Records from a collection
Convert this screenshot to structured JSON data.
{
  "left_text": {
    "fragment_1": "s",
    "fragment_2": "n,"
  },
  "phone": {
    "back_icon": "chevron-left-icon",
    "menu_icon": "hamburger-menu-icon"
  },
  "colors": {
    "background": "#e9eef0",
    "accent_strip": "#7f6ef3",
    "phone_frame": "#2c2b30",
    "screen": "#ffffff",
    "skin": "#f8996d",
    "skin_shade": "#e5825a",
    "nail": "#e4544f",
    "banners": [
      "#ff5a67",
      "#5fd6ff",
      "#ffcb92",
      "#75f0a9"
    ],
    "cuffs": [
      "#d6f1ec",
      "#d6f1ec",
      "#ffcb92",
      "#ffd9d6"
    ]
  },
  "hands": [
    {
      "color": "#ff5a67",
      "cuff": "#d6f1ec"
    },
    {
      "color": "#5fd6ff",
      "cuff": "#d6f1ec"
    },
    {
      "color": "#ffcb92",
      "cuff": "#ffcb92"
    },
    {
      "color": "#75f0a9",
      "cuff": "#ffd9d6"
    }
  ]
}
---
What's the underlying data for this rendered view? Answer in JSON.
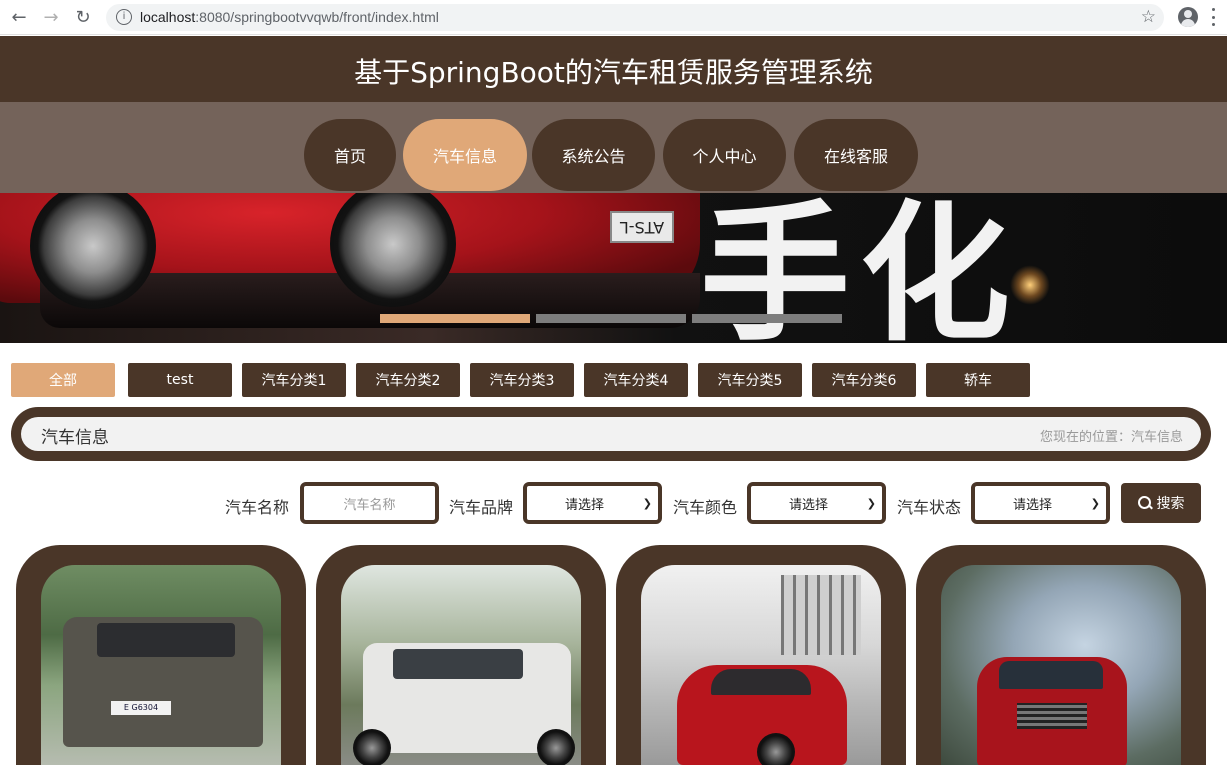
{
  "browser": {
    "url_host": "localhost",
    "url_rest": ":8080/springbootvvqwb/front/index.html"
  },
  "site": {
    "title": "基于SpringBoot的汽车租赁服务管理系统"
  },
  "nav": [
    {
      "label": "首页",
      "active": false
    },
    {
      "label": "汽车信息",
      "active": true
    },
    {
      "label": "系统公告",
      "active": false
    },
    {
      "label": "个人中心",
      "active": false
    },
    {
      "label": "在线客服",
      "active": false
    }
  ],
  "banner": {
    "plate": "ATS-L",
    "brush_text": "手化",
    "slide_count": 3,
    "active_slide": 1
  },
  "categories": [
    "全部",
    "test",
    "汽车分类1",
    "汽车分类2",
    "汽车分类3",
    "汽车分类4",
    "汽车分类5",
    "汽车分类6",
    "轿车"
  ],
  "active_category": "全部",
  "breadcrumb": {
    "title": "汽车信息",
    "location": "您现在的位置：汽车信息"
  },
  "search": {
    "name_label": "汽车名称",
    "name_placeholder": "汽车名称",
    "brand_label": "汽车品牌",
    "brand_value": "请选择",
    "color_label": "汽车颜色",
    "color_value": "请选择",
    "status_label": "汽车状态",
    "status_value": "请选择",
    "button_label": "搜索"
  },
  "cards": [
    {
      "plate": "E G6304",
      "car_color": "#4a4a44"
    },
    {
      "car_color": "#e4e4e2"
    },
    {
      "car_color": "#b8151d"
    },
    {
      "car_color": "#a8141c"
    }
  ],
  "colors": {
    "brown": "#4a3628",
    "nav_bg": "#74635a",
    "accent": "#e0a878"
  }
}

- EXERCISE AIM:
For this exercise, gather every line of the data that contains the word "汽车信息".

- EXERCISE ANSWER:
      "label": "汽车信息",
    "title": "汽车信息",
    "location": "您现在的位置：汽车信息"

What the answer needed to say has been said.